The U.S. Bureau of Land Management (BLM) intends to prepare an Environmental Impact Statement (EIS) considering proposed amendments to the Blythe Solar Power Project (BSPP) right-of-way (ROW) grant, said BLM in a notice to be published in the Aug. 30 Federal Register.
The amendments include a change in technology, reduced project footprint, and operation by a different project owner. The Aug. 30 notice opens the scoping process to solicit public comments and identify issues for the upcoming EIS.
The BSPP was originally permitted and approved in October 2010 as a 1,000 MW solar thermal generating plant located on 6,831 acres of BLM-administered public land under the agency’s Palm Springs Field Office. The project area is located eight miles west of Blythe, Calif., and three miles north of Interstate 10.
The ROW grant was originally issued to Palo Verde Solar I LLC, a wholly-owned subsidiary of Solar Millennium, which filed for bankruptcy in April 2012, BLM noted. In October 2012, NextEra Blythe Solar Energy Center LLC (NBSEC) purchased the unbuilt BSPP as part of the bankruptcy process. The BLM approved the assignment of the ROW grant from the Palo Verde Solar I LLC to NBSEC in August 2012.
NBSEC now proposes to modify the solar technology and reduce the size of the project within the previously approved BSPP footprint. The NBSEC is proposing to construct, operate, maintain, and decommission the BSPP using solar photovoltaic technology with a capacity of 485 MW on 4,138 acres of BLM-administered public land, as opposed to the originally approved 1,000 MW on 6,831 acres. The NBSEC has submitted an amendment to the existing ROW grant to reduce the overall acreage of the project, change the authorized technology from concentrating solar trough to solar PV, adjust other aspects of the project layout related to the technology change, and reduce the BSPP’s authorized capacity from 1,000 MW to 485 MW.
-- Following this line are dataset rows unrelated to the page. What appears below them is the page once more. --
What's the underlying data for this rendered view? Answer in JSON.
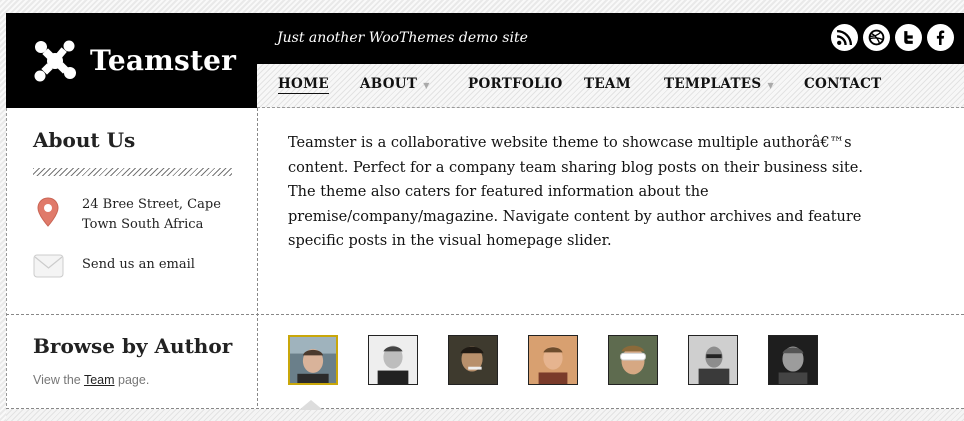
{
  "site": {
    "name": "Teamster",
    "tagline": "Just another WooThemes demo site"
  },
  "social": [
    {
      "name": "rss-icon"
    },
    {
      "name": "dribbble-icon"
    },
    {
      "name": "twitter-icon"
    },
    {
      "name": "facebook-icon"
    }
  ],
  "nav": {
    "items": [
      {
        "label": "HOME"
      },
      {
        "label": "ABOUT"
      },
      {
        "label": "PORTFOLIO"
      },
      {
        "label": "TEAM"
      },
      {
        "label": "TEMPLATES"
      },
      {
        "label": "CONTACT"
      }
    ]
  },
  "sidebar": {
    "about_title": "About Us",
    "address": "24 Bree Street, Cape Town South Africa",
    "email_label": "Send us an email",
    "browse_title": "Browse by Author",
    "browse_prefix": "View the ",
    "browse_link": "Team",
    "browse_suffix": " page."
  },
  "main": {
    "intro": "Teamster is a collaborative website theme to showcase multiple authorâ€™s content. Perfect for a company team sharing blog posts on their business site. The theme also caters for featured information about the premise/company/magazine. Navigate content by author archives and feature specific posts in the visual homepage slider."
  },
  "colors": {
    "brand": "#000000",
    "selected_border": "#c9a70a",
    "pin": "#e07a6a"
  }
}
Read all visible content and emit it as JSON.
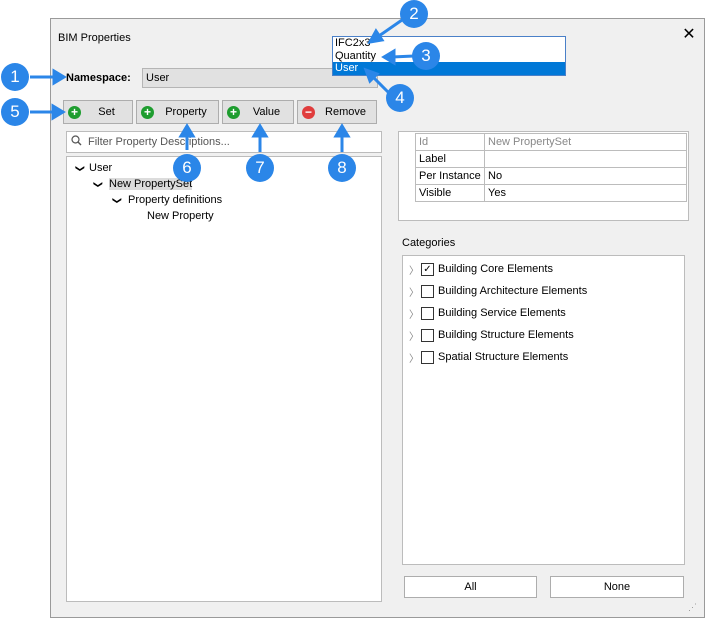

BLM has decided that the requested amendment is not within the range of alternatives analyzed in the EIS prepared in connection with the original 2010 decision for the project, so the agency must undertake additional analysis to evaluate the proposed amendment.